Wherever General Steven Taelman goes, he dominates the space around him. Although he serves on the Knootian Defence Force general staff he is far from being just a pencil-pusher in a steel grey uniform. He has been described by those who have worked with him as impatient, boisterous and restless. At heart a romantic, he often speaks sentimentally and theatrically, at times arrogantly, while remaining brash and displaying an immeasurably exaggerated self-confidence.
As a child of middle class parents growing up in the eastern city of Wernhoutsbrug, Steven was unusually rowdy. Robbert Fransoos, one of his child companions, joined him in kindergarten and ended up graduating ahead of him in high school. Robbert described how Steven seemed disinterested in the school curriculum and would often get into fights with other kids. He was expelled from the vocational-preparatory programme at the Wernhoutsbrugger Lyceum at age fourteen but his parents pushed hard for his acceptance at the Generaal Aaldenberg College, a charter school with a focus on strict discipline, inter-student competition and strenuous physical activity.
Steven thrived in this new environment and displayed a talent for the science curriculum that had not been discovered by the standardised tests that he had previously taken. Taelman enrolled in the military immediately after his graduation and claims to have breezed through the Landmacht officers’ school. During one of the extensive desert training missions in Ale-Yarok he earned his nickname, ‘Staalman’, or ‘man of steel’, and won the respect of his fellow officers.
After graduating officer school and receiving a commission as a Lieutenant, Taelman angled for command of a Peace Corps infantry platoon, with its potential for seeing combat abroad.

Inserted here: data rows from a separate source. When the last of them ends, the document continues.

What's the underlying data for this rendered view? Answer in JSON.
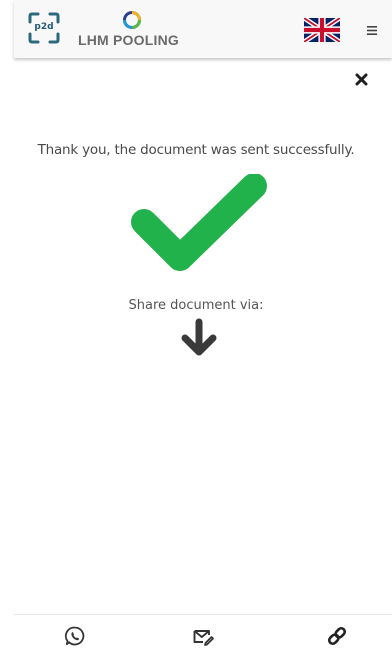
{
  "header": {
    "logo_text": "p2d",
    "brand_name": "LHM POOLING",
    "language_flag_icon": "uk-flag-icon",
    "menu_icon": "hamburger-menu-icon"
  },
  "dialog": {
    "close_icon": "close-icon",
    "message": "Thank you, the document was sent successfully.",
    "success_icon": "checkmark-icon",
    "share_label": "Share document via:",
    "arrow_icon": "arrow-down-icon"
  },
  "footer": {
    "items": [
      {
        "icon": "whatsapp-icon"
      },
      {
        "icon": "email-edit-icon"
      },
      {
        "icon": "link-icon"
      }
    ]
  },
  "colors": {
    "success_green": "#22b24c",
    "icon_dark": "#333333",
    "brand_teal": "#1f5a72",
    "brand_gray": "#6b6b6b"
  }
}
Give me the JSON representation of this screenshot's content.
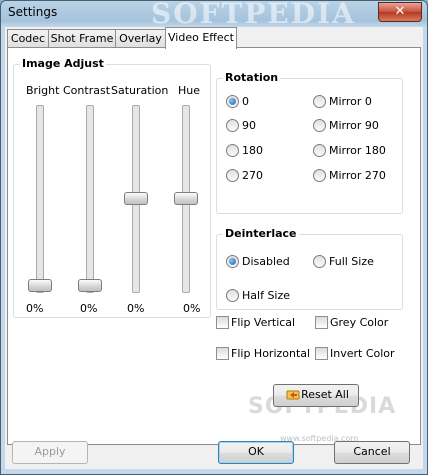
{
  "window": {
    "title": "Settings",
    "watermark": "SOFTPEDIA",
    "close_glyph": "✕"
  },
  "tabs": [
    {
      "label": "Codec",
      "active": false
    },
    {
      "label": "Shot Frame",
      "active": false
    },
    {
      "label": "Overlay",
      "active": false
    },
    {
      "label": "Video Effect",
      "active": true
    }
  ],
  "image_adjust": {
    "title": "Image Adjust",
    "sliders": [
      {
        "label": "Bright",
        "value_text": "0%",
        "level": 0
      },
      {
        "label": "Contrast",
        "value_text": "0%",
        "level": 0
      },
      {
        "label": "Saturation",
        "value_text": "0%",
        "level": 0.5
      },
      {
        "label": "Hue",
        "value_text": "0%",
        "level": 0.5
      }
    ]
  },
  "rotation": {
    "title": "Rotation",
    "options": [
      {
        "label": "0",
        "checked": true
      },
      {
        "label": "Mirror 0",
        "checked": false
      },
      {
        "label": "90",
        "checked": false
      },
      {
        "label": "Mirror 90",
        "checked": false
      },
      {
        "label": "180",
        "checked": false
      },
      {
        "label": "Mirror 180",
        "checked": false
      },
      {
        "label": "270",
        "checked": false
      },
      {
        "label": "Mirror 270",
        "checked": false
      }
    ]
  },
  "deinterlace": {
    "title": "Deinterlace",
    "options": [
      {
        "label": "Disabled",
        "checked": true
      },
      {
        "label": "Full Size",
        "checked": false
      },
      {
        "label": "Half Size",
        "checked": false
      }
    ]
  },
  "checkboxes": [
    {
      "label": "Flip Vertical",
      "checked": false
    },
    {
      "label": "Grey Color",
      "checked": false
    },
    {
      "label": "Flip Horizontal",
      "checked": false
    },
    {
      "label": "Invert Color",
      "checked": false
    }
  ],
  "buttons": {
    "reset_all": "Reset All",
    "apply": "Apply",
    "ok": "OK",
    "cancel": "Cancel"
  },
  "watermark_url": "www.softpedia.com",
  "colors": {
    "accent": "#1f63a8",
    "title_bar": "#a5c3dc",
    "close_red": "#c8503a"
  }
}
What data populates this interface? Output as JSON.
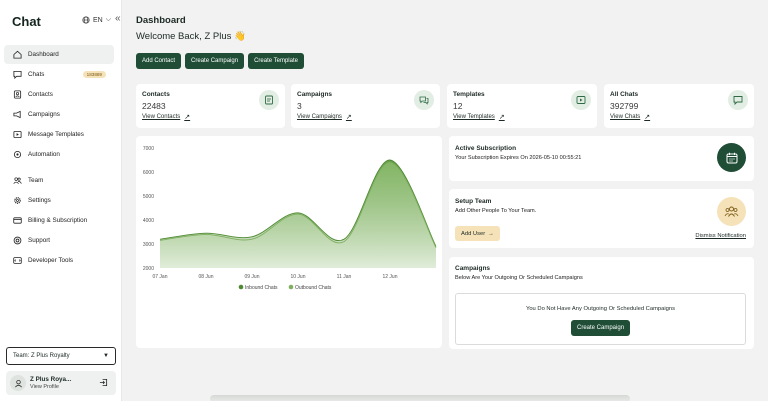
{
  "app": {
    "brand": "Chat",
    "language": "EN"
  },
  "sidebar": {
    "items": [
      {
        "label": "Dashboard",
        "icon": "home-icon"
      },
      {
        "label": "Chats",
        "icon": "chat-icon",
        "badge": "183889"
      },
      {
        "label": "Contacts",
        "icon": "contacts-icon"
      },
      {
        "label": "Campaigns",
        "icon": "campaign-icon"
      },
      {
        "label": "Message Templates",
        "icon": "template-icon"
      },
      {
        "label": "Automation",
        "icon": "automation-icon"
      },
      {
        "label": "Team",
        "icon": "team-icon"
      },
      {
        "label": "Settings",
        "icon": "gear-icon"
      },
      {
        "label": "Billing & Subscription",
        "icon": "card-icon"
      },
      {
        "label": "Support",
        "icon": "support-icon"
      },
      {
        "label": "Developer Tools",
        "icon": "developer-icon"
      }
    ],
    "team_select": "Team: Z Plus Royalty",
    "profile": {
      "name": "Z Plus Roya...",
      "sub": "View Profile"
    }
  },
  "header": {
    "title": "Dashboard",
    "welcome": "Welcome Back, Z Plus 👋"
  },
  "actions": {
    "add_contact": "Add Contact",
    "create_campaign": "Create Campaign",
    "create_template": "Create Template"
  },
  "stats": [
    {
      "label": "Contacts",
      "value": "22483",
      "link": "View Contacts"
    },
    {
      "label": "Campaigns",
      "value": "3",
      "link": "View Campaigns"
    },
    {
      "label": "Templates",
      "value": "12",
      "link": "View Templates"
    },
    {
      "label": "All Chats",
      "value": "392799",
      "link": "View Chats"
    }
  ],
  "subscription": {
    "title": "Active Subscription",
    "text": "Your Subscription Expires On 2026-05-10 00:55:21"
  },
  "setup_team": {
    "title": "Setup Team",
    "text": "Add Other People To Your Team.",
    "add_user": "Add User",
    "dismiss": "Dismiss Notification"
  },
  "campaigns_panel": {
    "title": "Campaigns",
    "text": "Below Are Your Outgoing Or Scheduled Campaigns",
    "empty": "You Do Not Have Any Outgoing Or Scheduled Campaigns",
    "button": "Create Campaign"
  },
  "colors": {
    "primary": "#1f4d36",
    "accent": "#f5e2b8",
    "chart_green": "#5e9a3f"
  },
  "chart_data": {
    "type": "area",
    "x": [
      "07 Jan",
      "08 Jun",
      "09 Jun",
      "10 Jun",
      "11 Jan",
      "12 Jun"
    ],
    "y_ticks": [
      2000,
      3000,
      4000,
      5000,
      6000,
      7000
    ],
    "ylim": [
      2000,
      7000
    ],
    "series": [
      {
        "name": "Inbound Chats",
        "values": [
          3200,
          3450,
          3300,
          4300,
          3200,
          6500,
          2900
        ]
      },
      {
        "name": "Outbound Chats",
        "values": [
          3150,
          3400,
          3200,
          4250,
          3100,
          6400,
          2850
        ]
      }
    ],
    "x_positions_index": [
      0,
      1,
      2,
      3,
      4,
      5,
      6
    ],
    "legend": "bottom"
  }
}
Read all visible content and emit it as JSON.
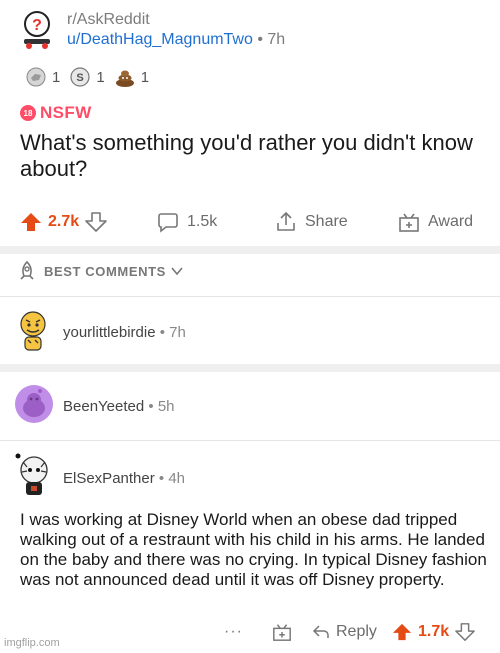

He was reportedly livid when his superiors decided that he didn’t fit the profile of a peace corps officer, and instead appointed him to a post at army appropriations.
The opinions of the people he served alongside during his time at army appropriations are mixed: nobody doubts his keen interest in technology, industry and science. At the same time, one of his detractors from that time thought of him as superficial, hasty, restless, unable to relax, lacking the drive to see things through to the end and having little sense for sobriety, for balance and boundaries, or even for at times for reality.
"Men like Staalman are behind much of the ill-thought gunboat diplomacy, the reckless military interventions and bluster that has characterised our foreign policy", this detractor said when interviewed about Taelmans’ later appointment to the general staff, speaking on condition of anonymity. "I once heard him say that the people of Knootoss are eager for war, but that they just don’t know it yet. Outrageous, delusional stuff. Pure projection."
Even so, there are few people willing to criticise the General and see their name in print. Eccentric, technically brilliant and outrageously aggressive, ‘Staalman’ may represent the best and the worst that the Dutch Democratic Republic has to offer.
Stubborn and hot-headed